Washington, July IT, 1878. j 

General Oedees No, 6.— The following order, received from the War Depai-tment, Is pub- 
Hflhed for the information and guidance of the Army: 

Wae Department, ( 
Washington City, July 17, 1878. J 

The revision of Upton s Infantry Tactics by the author, and the Tactics for Ai-tillery and Cav- 
alry [iucludmg the proceedings of the board — Major-Goneral Schofleld, President — institiited by 
General Orders No. (JO, Headquarters of the Army, Adjutant-General's Office, series of 1869], assimi- 
lated to the Tactics for Infantry, pursuant to instructions from the General of the Army, by^— 

Lieutenant-Colonel Emory Upton, 1st Artillery, Instmctor of Tiictics, U. S. Military Academy; 

Captain Henry-A. Du Pont, 5th ArtiUery, commanding Battery " F," 5th Artilleiy; 
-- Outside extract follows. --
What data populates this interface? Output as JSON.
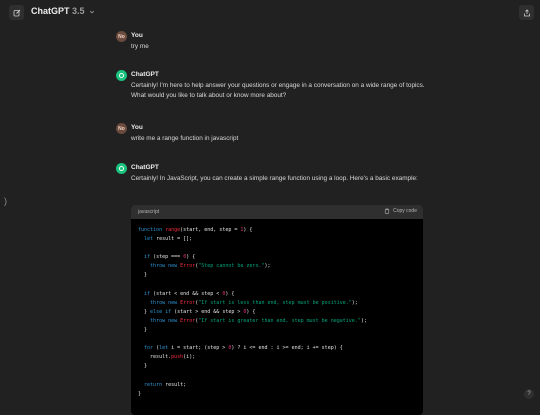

Captain John E. Tourtellotte, 7th Cavah-y, Colonel and Aide-de-camp to the General; 

Captain Alfred E. Bates, 2d Cavalry, Assistant Instructor of Cavahy Tactics, U. S. Military 

—having been approved by the President, are adopted for the instruction of the Army and 
Militia of the United States. 

To insm'e uniformity, all exercises, evolutions, and ceremonies not embraced in these Tactics 
are prohibited, and those therein prescribed will be strictly observed. 

WM. "W". BELKNAP, Secretary of "War. 

By coihmand of General Shermah. 

"WILLIAM D. WHIPPLE, Assistant Adjutant-General. 

INFANTRY TACTICS, Double and Single Eant. Adapted to American To- 
pography and Improved Fire-arms. By Brevet Major-General Emokt Upton, V. 8. Army, 
Kevised edition, l vol., bound in leather, with clasp. Price, $2.00. 

CAVALRY TACTICS, United States Army, assimilated to the Tactics of Infantry 

and Artillery. 1 vol., bound in leather, with clasp. Price, $2.00. 

1 vol., bound in leather, with clasp. Price, $2.00. 



WYLLYS LYMAN, Brevet Major U. S. A. 

1 vol,, 18mo. Cloth. JPrice, $1.25, 


II. INFANTRY TACTICS OF DETAIL. From the French of Captain tm\\Q 



"NapoIeon''s maxim was that, to hold superiority, a people must change its tactics every ten 
years. The following pages illustrate the force of this maxim in the tentative and progressive char- 
acter of the formations and movemenis most employed abroad to-day. In the words of the distin- 
guished French staff-officer, Colonel Lewal, 'Progress is Ufe, the statu quo is the death of armies, 
and, what is worse, of nations. Tactics must change in form from age to age, and at epochs rela- 
tively very near. It is an incessant childbirth. AVe may deplore these pei-petual mutations, but 
we cannot escape them ; it is the modern law. "We must follow the moven^ent which draws us on. 
It would bn better to place ourselves at its head and direct it. In tactics it will not suffice to imitate, 
to keep abreast of others, servilely to copy institutions or methods ; new appUcations must be sought 
without ceasing, and we must guard well against clinging to transient and variable forms.' The 
recent revision and assimilation of our own system for all arms, lends new and immediate intere? ' 
and Importance to this comparative analysis."'— ^a^ify^aci/rw?! Preface. 

Jfew York: D. AFPLETOK ^ CO., Fuhlishers, 

349 <&: BBl BROAD-WAY.